Irrigators, municipalities, recreation community and the overall ecosystem of the Rio Grande will experience the benefits of an above average spring runoff this year. That’s according to the Annual Operating Plan based on above average snowpack in the mountains that feed the Rio Grande and its tributaries released today by the Bureau of Reclamation and U.S. Army Corps of Engineers.

The Natural Resources Conservation Service’s April streamflow forecast predicts that Rio Chama flow into El Vado Reservoir will be 142% of average, up from just 18% of average last year. This is a forecast inflow of approximately 320,000 acre-feet, up from 41,000 acre-feet at the same time last year. Rio Grande streamflow at Otowi Bridge is similarly predicted to be at 142% of average.

“This is a complete turnaround from last year when we were preparing for drying in the Middle Rio Grande in April,” said Reclamation’s Albuquerque Area Office Manager Jennifer Faler. “We are looking forward to a good spring runoff that will improve storage supplies and help the endangered Rio Grande silvery minnow spawn. Reclamation will continue to work closely with our water management partners at the U.S. Army Corps of Engineers, State of New Mexico, Bureau of Indian Affairs and irrigation districts to manage the Rio Grande safely and efficiently through the summer.”
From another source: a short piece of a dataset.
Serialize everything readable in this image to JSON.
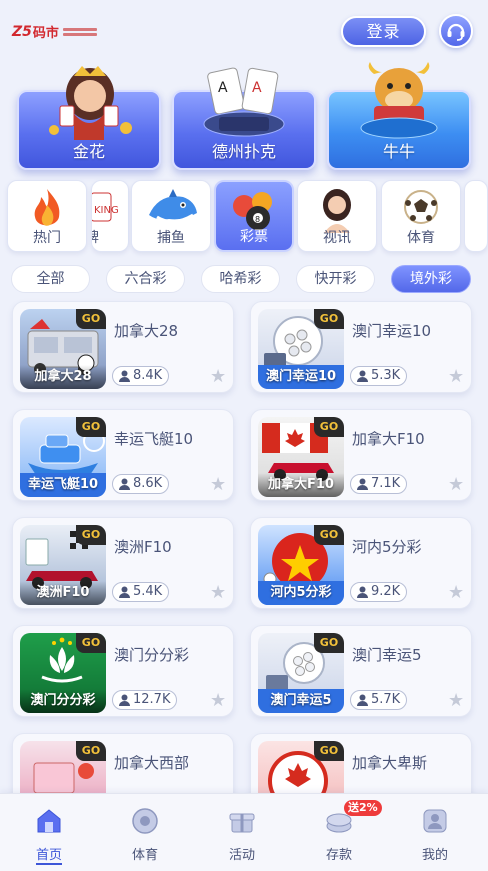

The Rio Grande is currently operating under the Rio Grande Compact’s Article VII restrictions. Under Article VII when the combined usable Rio Grande Project storage in Elephant Butte and Caballo is below 400,000 acre-feet, storage in upstream reservoirs, like El Vado, is only allowed under limited circumstances. Reclamation expects Article VII restrictions to end in mid-May for several months, allowing for storage in El Vado during that time. Elephant Butte and Caballo Reservoirs ended the last irrigation season holding less than 3% of their combined storage capacity. They are already rebounding and are currently holding more than 288,000 acre-feet or about 13% of capacity.

The Elephant Butte Irrigation District, El Paso County Water Improvement District Number One and Mexico plan to begin irrigation the first week in June. Reclamation will begin releasing water from Elephant Butte to Caballo Reservoir on May 3 in preparation for the irrigation season. Releases from Caballo will begin on May 31. The dry riverbed between Elephant Butte and Caballo and below Caballo will take on water quickly. As such, it will be both unpredictable and very dangerous. The public is asked to stay out of the river channel for their safety.